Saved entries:
───

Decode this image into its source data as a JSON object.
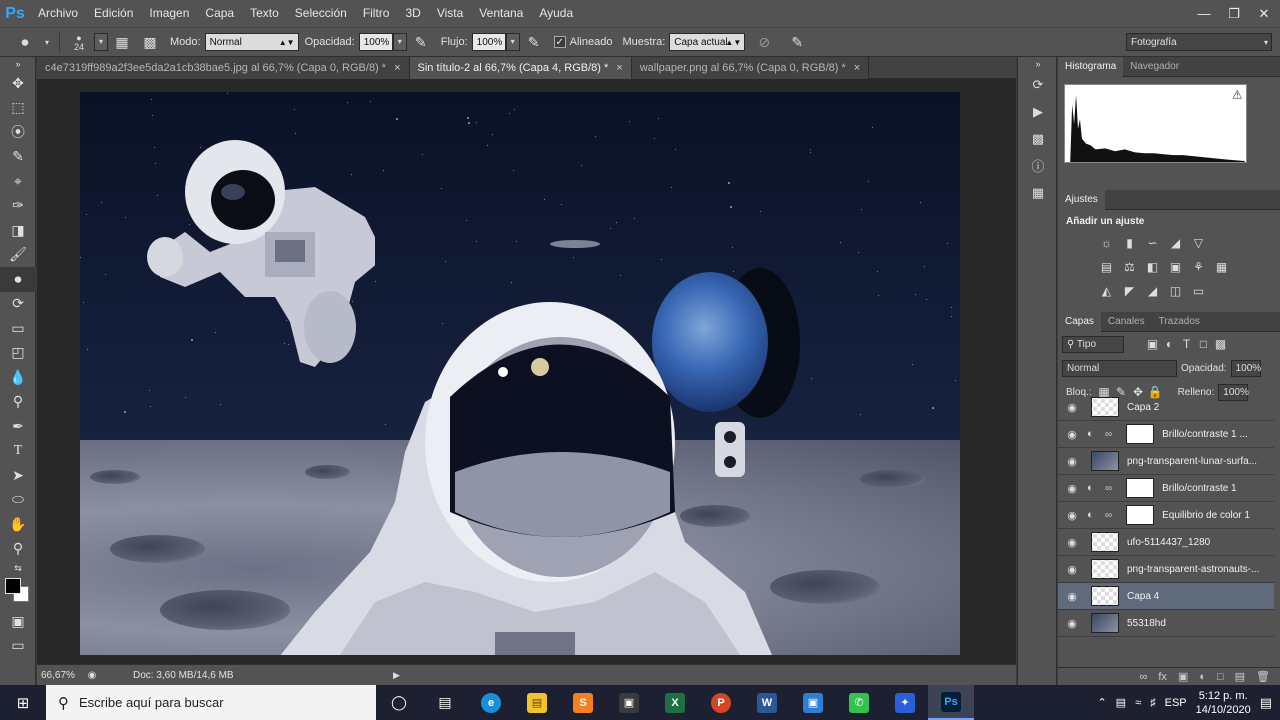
{
  "app": {
    "logo": "Ps"
  },
  "menu": [
    "Archivo",
    "Edición",
    "Imagen",
    "Capa",
    "Texto",
    "Selección",
    "Filtro",
    "3D",
    "Vista",
    "Ventana",
    "Ayuda"
  ],
  "options": {
    "brush_size": "24",
    "mode_label": "Modo:",
    "mode_value": "Normal",
    "opacity_label": "Opacidad:",
    "opacity_value": "100%",
    "flow_label": "Flujo:",
    "flow_value": "100%",
    "aligned_label": "Alineado",
    "aligned_checked": true,
    "sample_label": "Muestra:",
    "sample_value": "Capa actual",
    "workspace": "Fotografía"
  },
  "tabs": [
    {
      "label": "c4e7319ff989a2f3ee5da2a1cb38bae5.jpg al 66,7% (Capa 0, RGB/8) *",
      "active": false
    },
    {
      "label": "Sin título-2 al 66,7% (Capa 4, RGB/8) *",
      "active": true
    },
    {
      "label": "wallpaper.png al 66,7% (Capa 0, RGB/8) *",
      "active": false
    }
  ],
  "status": {
    "zoom": "66,67%",
    "doc": "Doc: 3,60 MB/14,6 MB"
  },
  "panels": {
    "histogram_tab": "Histograma",
    "navigator_tab": "Navegador",
    "adjustments_tab": "Ajustes",
    "adjustments_title": "Añadir un ajuste",
    "layers_tab": "Capas",
    "channels_tab": "Canales",
    "paths_tab": "Trazados",
    "kind_filter": "Tipo",
    "blend_mode": "Normal",
    "opacity_label": "Opacidad:",
    "opacity_value": "100%",
    "lock_label": "Bloq.:",
    "fill_label": "Relleno:",
    "fill_value": "100%"
  },
  "layers": [
    {
      "name": "Capa 2",
      "type": "transparent",
      "selected": false
    },
    {
      "name": "Brillo/contraste 1 ...",
      "type": "adjustment",
      "selected": false
    },
    {
      "name": "png-transparent-lunar-surfa...",
      "type": "image",
      "selected": false
    },
    {
      "name": "Brillo/contraste 1",
      "type": "adjustment",
      "selected": false
    },
    {
      "name": "Equilibrio de color 1",
      "type": "adjustment",
      "selected": false
    },
    {
      "name": "ufo-5114437_1280",
      "type": "transparent",
      "selected": false
    },
    {
      "name": "png-transparent-astronauts-...",
      "type": "transparent",
      "selected": false
    },
    {
      "name": "Capa 4",
      "type": "transparent",
      "selected": true
    },
    {
      "name": "55318hd",
      "type": "image",
      "selected": false
    }
  ],
  "taskbar": {
    "search_placeholder": "Escribe aquí para buscar",
    "lang": "ESP",
    "time": "5:12 p. m.",
    "date": "14/10/2020"
  }
}
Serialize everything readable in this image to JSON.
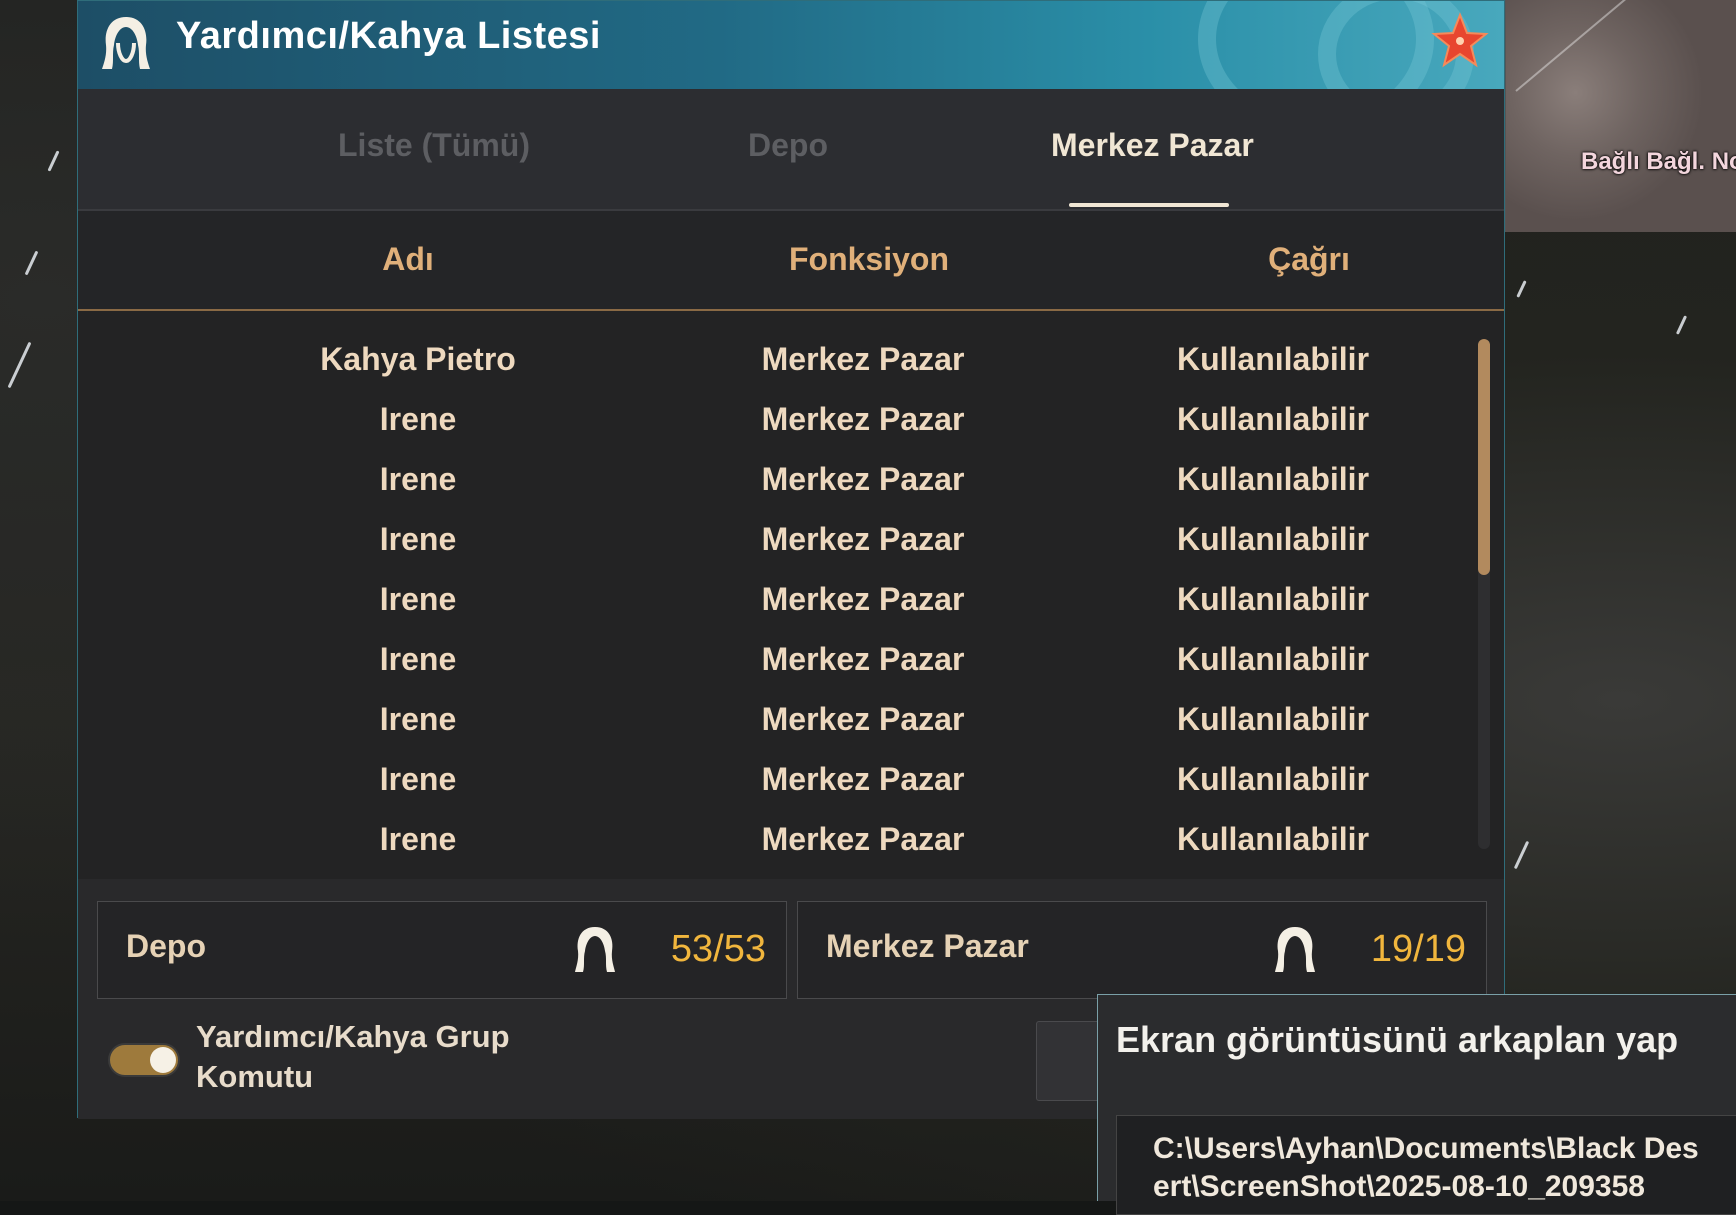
{
  "window": {
    "title": "Yardımcı/Kahya Listesi",
    "icon": "maid-silhouette-icon",
    "close_icon": "starfish-close-icon"
  },
  "tabs": [
    {
      "label": "Liste (Tümü)",
      "active": false
    },
    {
      "label": "Depo",
      "active": false
    },
    {
      "label": "Merkez Pazar",
      "active": true
    }
  ],
  "columns": {
    "name": "Adı",
    "function": "Fonksiyon",
    "call": "Çağrı"
  },
  "rows": [
    {
      "name": "Kahya Pietro",
      "function": "Merkez Pazar",
      "call": "Kullanılabilir"
    },
    {
      "name": "Irene",
      "function": "Merkez Pazar",
      "call": "Kullanılabilir"
    },
    {
      "name": "Irene",
      "function": "Merkez Pazar",
      "call": "Kullanılabilir"
    },
    {
      "name": "Irene",
      "function": "Merkez Pazar",
      "call": "Kullanılabilir"
    },
    {
      "name": "Irene",
      "function": "Merkez Pazar",
      "call": "Kullanılabilir"
    },
    {
      "name": "Irene",
      "function": "Merkez Pazar",
      "call": "Kullanılabilir"
    },
    {
      "name": "Irene",
      "function": "Merkez Pazar",
      "call": "Kullanılabilir"
    },
    {
      "name": "Irene",
      "function": "Merkez Pazar",
      "call": "Kullanılabilir"
    },
    {
      "name": "Irene",
      "function": "Merkez Pazar",
      "call": "Kullanılabilir"
    }
  ],
  "summary": {
    "depot": {
      "label": "Depo",
      "count": "53/53",
      "icon": "maid-silhouette-icon"
    },
    "market": {
      "label": "Merkez Pazar",
      "count": "19/19",
      "icon": "maid-silhouette-icon"
    }
  },
  "group_command": {
    "label_line1": "Yardımcı/Kahya Grup",
    "label_line2": "Komutu",
    "enabled": true
  },
  "minimap": {
    "label": "Bağlı Bağl. No"
  },
  "screenshot_popup": {
    "title": "Ekran görüntüsünü arkaplan yap",
    "path": "C:\\Users\\Ayhan\\Documents\\Black Desert\\ScreenShot\\2025-08-10_209358"
  },
  "colors": {
    "accent_gold": "#e0b07a",
    "count_yellow": "#f1b63d",
    "title_teal": "#216a85"
  }
}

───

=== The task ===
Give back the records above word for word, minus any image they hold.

=== Task solution ===
Decode this image into its source data as a JSON object.
{
  "app": {
    "logo": "Ps"
  },
  "menu": [
    "Archivo",
    "Edición",
    "Imagen",
    "Capa",
    "Texto",
    "Selección",
    "Filtro",
    "3D",
    "Vista",
    "Ventana",
    "Ayuda"
  ],
  "options": {
    "brush_size": "24",
    "mode_label": "Modo:",
    "mode_value": "Normal",
    "opacity_label": "Opacidad:",
    "opacity_value": "100%",
    "flow_label": "Flujo:",
    "flow_value": "100%",
    "aligned_label": "Alineado",
    "aligned_checked": true,
    "sample_label": "Muestra:",
    "sample_value": "Capa actual",
    "workspace": "Fotografía"
  },
  "tabs": [
    {
      "label": "c4e7319ff989a2f3ee5da2a1cb38bae5.jpg al 66,7% (Capa 0, RGB/8) *",
      "active": false
    },
    {
      "label": "Sin título-2 al 66,7% (Capa 4, RGB/8) *",
      "active": true
    },
    {
      "label": "wallpaper.png al 66,7% (Capa 0, RGB/8) *",
      "active": false
    }
  ],
  "status": {
    "zoom": "66,67%",
    "doc": "Doc: 3,60 MB/14,6 MB"
  },
  "panels": {
    "histogram_tab": "Histograma",
    "navigator_tab": "Navegador",
    "adjustments_tab": "Ajustes",
    "adjustments_title": "Añadir un ajuste",
    "layers_tab": "Capas",
    "channels_tab": "Canales",
    "paths_tab": "Trazados",
    "kind_filter": "Tipo",
    "blend_mode": "Normal",
    "opacity_label": "Opacidad:",
    "opacity_value": "100%",
    "lock_label": "Bloq.:",
    "fill_label": "Relleno:",
    "fill_value": "100%"
  },
  "layers": [
    {
      "name": "Capa 2",
      "type": "transparent",
      "selected": false
    },
    {
      "name": "Brillo/contraste 1 ...",
      "type": "adjustment",
      "selected": false
    },
    {
      "name": "png-transparent-lunar-surfa...",
      "type": "image",
      "selected": false
    },
    {
      "name": "Brillo/contraste 1",
      "type": "adjustment",
      "selected": false
    },
    {
      "name": "Equilibrio de color 1",
      "type": "adjustment",
      "selected": false
    },
    {
      "name": "ufo-5114437_1280",
      "type": "transparent",
      "selected": false
    },
    {
      "name": "png-transparent-astronauts-...",
      "type": "transparent",
      "selected": false
    },
    {
      "name": "Capa 4",
      "type": "transparent",
      "selected": true
    },
    {
      "name": "55318hd",
      "type": "image",
      "selected": false
    }
  ],
  "taskbar": {
    "search_placeholder": "Escribe aquí para buscar",
    "lang": "ESP",
    "time": "5:12 p. m.",
    "date": "14/10/2020"
  }
}
Serialize everything readable in this image to JSON.
{
  "window": {
    "title": "Yardımcı/Kahya Listesi",
    "icon": "maid-silhouette-icon",
    "close_icon": "starfish-close-icon"
  },
  "tabs": [
    {
      "label": "Liste (Tümü)",
      "active": false
    },
    {
      "label": "Depo",
      "active": false
    },
    {
      "label": "Merkez Pazar",
      "active": true
    }
  ],
  "columns": {
    "name": "Adı",
    "function": "Fonksiyon",
    "call": "Çağrı"
  },
  "rows": [
    {
      "name": "Kahya Pietro",
      "function": "Merkez Pazar",
      "call": "Kullanılabilir"
    },
    {
      "name": "Irene",
      "function": "Merkez Pazar",
      "call": "Kullanılabilir"
    },
    {
      "name": "Irene",
      "function": "Merkez Pazar",
      "call": "Kullanılabilir"
    },
    {
      "name": "Irene",
      "function": "Merkez Pazar",
      "call": "Kullanılabilir"
    },
    {
      "name": "Irene",
      "function": "Merkez Pazar",
      "call": "Kullanılabilir"
    },
    {
      "name": "Irene",
      "function": "Merkez Pazar",
      "call": "Kullanılabilir"
    },
    {
      "name": "Irene",
      "function": "Merkez Pazar",
      "call": "Kullanılabilir"
    },
    {
      "name": "Irene",
      "function": "Merkez Pazar",
      "call": "Kullanılabilir"
    },
    {
      "name": "Irene",
      "function": "Merkez Pazar",
      "call": "Kullanılabilir"
    }
  ],
  "summary": {
    "depot": {
      "label": "Depo",
      "count": "53/53",
      "icon": "maid-silhouette-icon"
    },
    "market": {
      "label": "Merkez Pazar",
      "count": "19/19",
      "icon": "maid-silhouette-icon"
    }
  },
  "group_command": {
    "label_line1": "Yardımcı/Kahya Grup",
    "label_line2": "Komutu",
    "enabled": true
  },
  "minimap": {
    "label": "Bağlı Bağl. No"
  },
  "screenshot_popup": {
    "title": "Ekran görüntüsünü arkaplan yap",
    "path": "C:\\Users\\Ayhan\\Documents\\Black Desert\\ScreenShot\\2025-08-10_209358"
  },
  "colors": {
    "accent_gold": "#e0b07a",
    "count_yellow": "#f1b63d",
    "title_teal": "#216a85"
  }
}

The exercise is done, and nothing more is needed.